£25000 - £27500 per annum: Recruitment Genius: This company provides a compreh...

Recruitment Genius: Care Worker - Residential Emergency Service

£16800 - £19500 per annum: Recruitment Genius: Would you like to join an organ...

Recruitment Genius: Senior Landscaper

£25000 - £28000 per annum: Recruitment Genius: In the last five years this com...

Day In a Page

Read Next
 

Errors & Omissions: Whoever and whatever Arthur was, he wasn’t Scottish

Guy Keleny
Labour's Jeremy Corbyn arrives to take part in a Labour party leadership final debate, at the Sage in Gateshead, England, Thursday, Sept. 3  

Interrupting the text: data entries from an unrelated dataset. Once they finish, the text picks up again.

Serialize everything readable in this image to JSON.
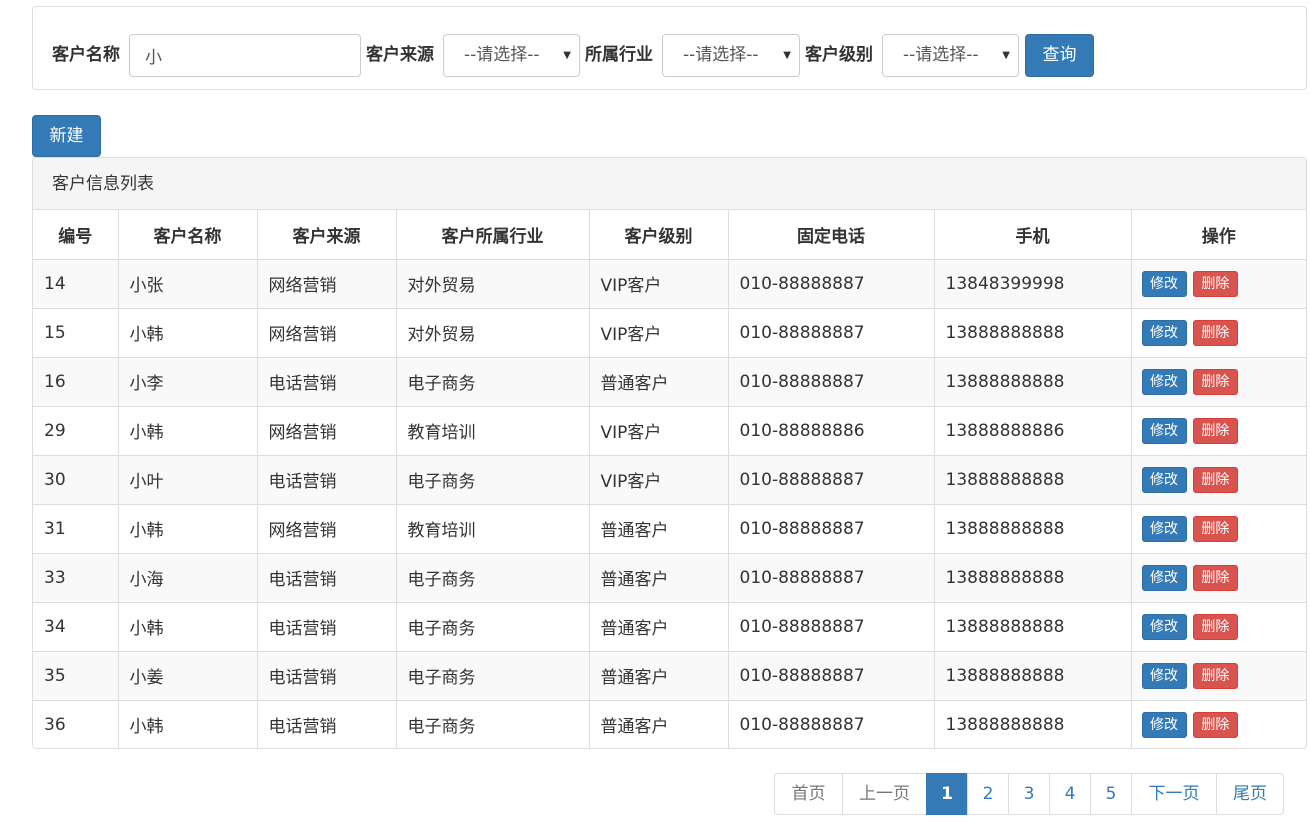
{
  "search": {
    "name_label": "客户名称",
    "name_value": "小",
    "source_label": "客户来源",
    "source_value": "--请选择--",
    "industry_label": "所属行业",
    "industry_value": "--请选择--",
    "level_label": "客户级别",
    "level_value": "--请选择--",
    "query_label": "查询"
  },
  "new_label": "新建",
  "panel_title": "客户信息列表",
  "columns": [
    "编号",
    "客户名称",
    "客户来源",
    "客户所属行业",
    "客户级别",
    "固定电话",
    "手机",
    "操作"
  ],
  "rows": [
    [
      "14",
      "小张",
      "网络营销",
      "对外贸易",
      "VIP客户",
      "010-88888887",
      "13848399998"
    ],
    [
      "15",
      "小韩",
      "网络营销",
      "对外贸易",
      "VIP客户",
      "010-88888887",
      "13888888888"
    ],
    [
      "16",
      "小李",
      "电话营销",
      "电子商务",
      "普通客户",
      "010-88888887",
      "13888888888"
    ],
    [
      "29",
      "小韩",
      "网络营销",
      "教育培训",
      "VIP客户",
      "010-88888886",
      "13888888886"
    ],
    [
      "30",
      "小叶",
      "电话营销",
      "电子商务",
      "VIP客户",
      "010-88888887",
      "13888888888"
    ],
    [
      "31",
      "小韩",
      "网络营销",
      "教育培训",
      "普通客户",
      "010-88888887",
      "13888888888"
    ],
    [
      "33",
      "小海",
      "电话营销",
      "电子商务",
      "普通客户",
      "010-88888887",
      "13888888888"
    ],
    [
      "34",
      "小韩",
      "电话营销",
      "电子商务",
      "普通客户",
      "010-88888887",
      "13888888888"
    ],
    [
      "35",
      "小姜",
      "电话营销",
      "电子商务",
      "普通客户",
      "010-88888887",
      "13888888888"
    ],
    [
      "36",
      "小韩",
      "电话营销",
      "电子商务",
      "普通客户",
      "010-88888887",
      "13888888888"
    ]
  ],
  "edit_label": "修改",
  "delete_label": "删除",
  "pagination": [
    {
      "label": "首页",
      "state": "disabled"
    },
    {
      "label": "上一页",
      "state": "disabled"
    },
    {
      "label": "1",
      "state": "active"
    },
    {
      "label": "2",
      "state": "normal"
    },
    {
      "label": "3",
      "state": "normal"
    },
    {
      "label": "4",
      "state": "normal"
    },
    {
      "label": "5",
      "state": "normal"
    },
    {
      "label": "下一页",
      "state": "normal"
    },
    {
      "label": "尾页",
      "state": "normal"
    }
  ],
  "colors": {
    "primary": "#337ab7",
    "danger": "#d9534f",
    "border": "#dddddd",
    "stripe": "#f9f9f9"
  }
}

Jeremy Corbyn is here to stay and the Labour Party is never going to look the same again

Andrew Grice
The long walk west: they fled war in Syria, only to get held up in Hungary – now hundreds of refugees have set off on foot for Austria

They fled war in Syria...

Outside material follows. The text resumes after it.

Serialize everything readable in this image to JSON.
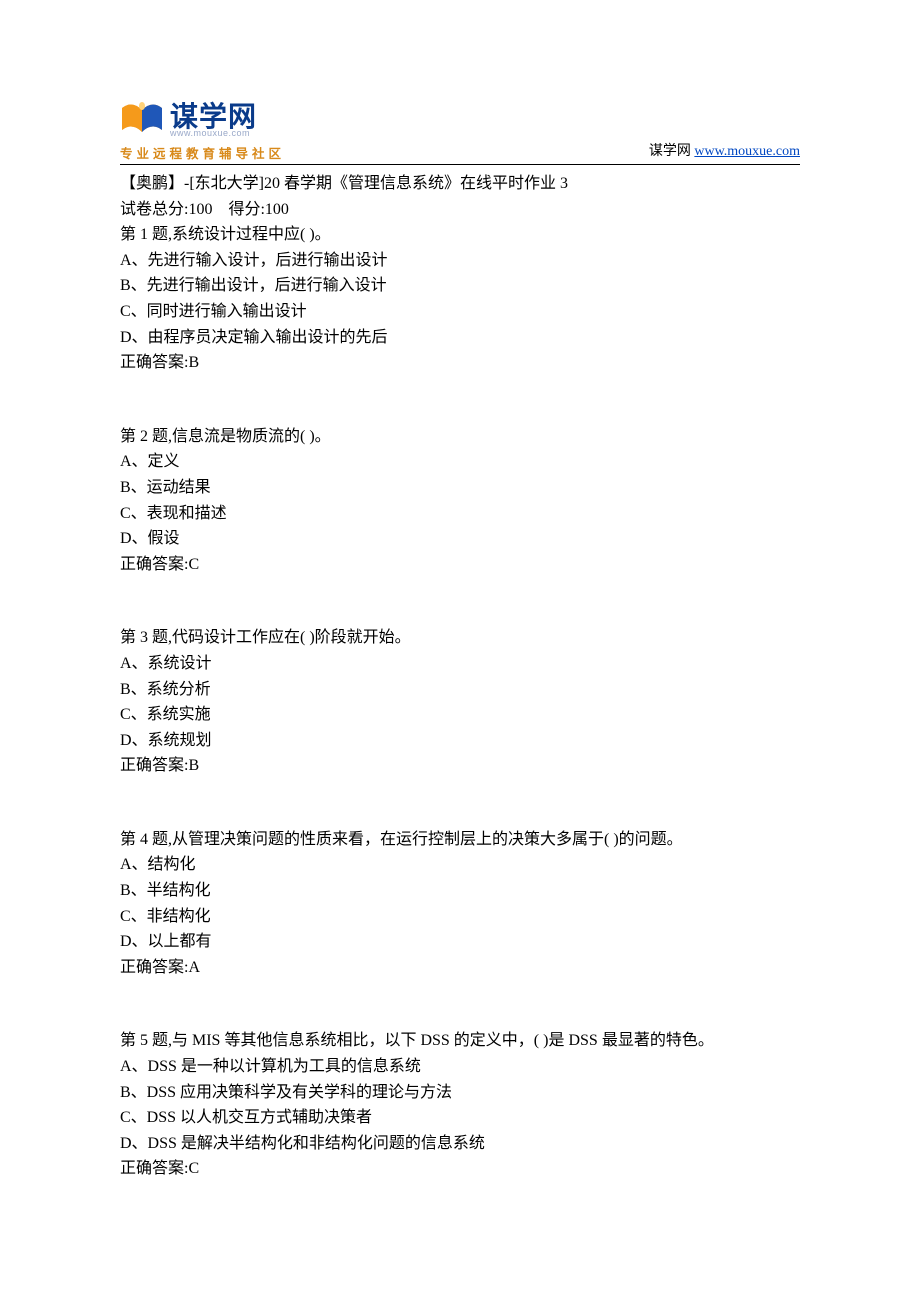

...only to get stuck and sidetracked in Hungary
From The Prisoner to Mad Men, elaborate title sequences are one of the keys to a great TV series

Title sequences: From The Prisoner to Mad Men

Elaborate title sequences are one of the keys to a great TV series. But why does the art form have such a chequered history?
Giorgio Armani Beauty's fabric-inspired foundations: Get back to basics this autumn

Giorgio Armani Beauty's foundations

Sumptuous fabrics meet luscious cosmetics for this elegant look
From stowaways to Operation Stack: Life in a transcontinental lorry cab

Life from the inside of a trucker's cab

From stowaways to Operation Stack, it's a challenging time to be a trucker heading to and from the Continent
Kelis interview: The songwriter and sauce-maker on cooking for Pharrell and crying over potatoes

Kelis interview

The singer and sauce-maker on cooking for Pharrell
Refugee crisis: David Cameron lowered the flag for the dead king of Saudi Arabia - will he do the same honour for little Aylan Kurdi?

Cameron lowered the flag for the dead king of Saudi Arabia...

But will he do the same honour for little Aylan Kurdi, asks Robert Fisk
Our leaders lack courage in this refugee crisis. We are shamed by our European neighbours

Our leaders lack courage in this refugee crisis. We are shamed by our European neighbours

Humanity must be at the heart of politics, says Jeremy Corbyn
Joe Biden's 'tease tour': Could the US Vice-President be testing the water for a presidential run?

Joe Biden's 'tease tour'

Could the US Vice-President be testing the water for a presidential run?
Britain's 24-hour culture: With the 'leisured society' a distant dream we're working longer and less regular hours than ever

Britain's 24-hour culture

With the 'leisured society' a distant dream we're working longer and less regular hours than ever
Diplomacy board game: Treachery is the way to win - which makes it just like the real thing

The addictive nature of Diplomacy

Bullying, betrayal, aggression – it may be just a board game, but the family that plays Diplomacy may never look at each other in the same way again
Lady Chatterley's Lover: Racy underwear for fans of DH Lawrence's equally racy tome

Fashion: Ooh, Lady Chatterley!

Take inspiration from DH Lawrence's racy tome with equally racy underwear
8 best children's clocks

Tick-tock: 8 best children's clocks

Whether you’re teaching them to tell the time or putting the finishing touches to a nursery, there’s a ticker for that
Charlie Austin: Queens Park Rangers striker says ‘If the move is not right, I’m not going’

Charlie Austin: ‘If the move is not right, I’m not going’

After hitting 18 goals in the Premier League last season, the QPR striker was the great non-deal of transfer deadline day. But he says he'd preferred another shot at promotion
Isis profits from destruction of antiquities by selling relics to dealers - and then blowing up the buildings they come from to conceal the evidence of looting

How Isis profits from destruction of antiquities

Robert Fisk on the terrorist group's manipulation of the market to increase the price of artefacts
Labour leadership: Andy Burnham urges Jeremy Corbyn voters to think again in last-minute plea

'If we lose touch we’ll end up with two decades of the Tories'

In an exclusive interview, Andy Burnham urges Jeremy Corbyn voters to think again in last-minute plea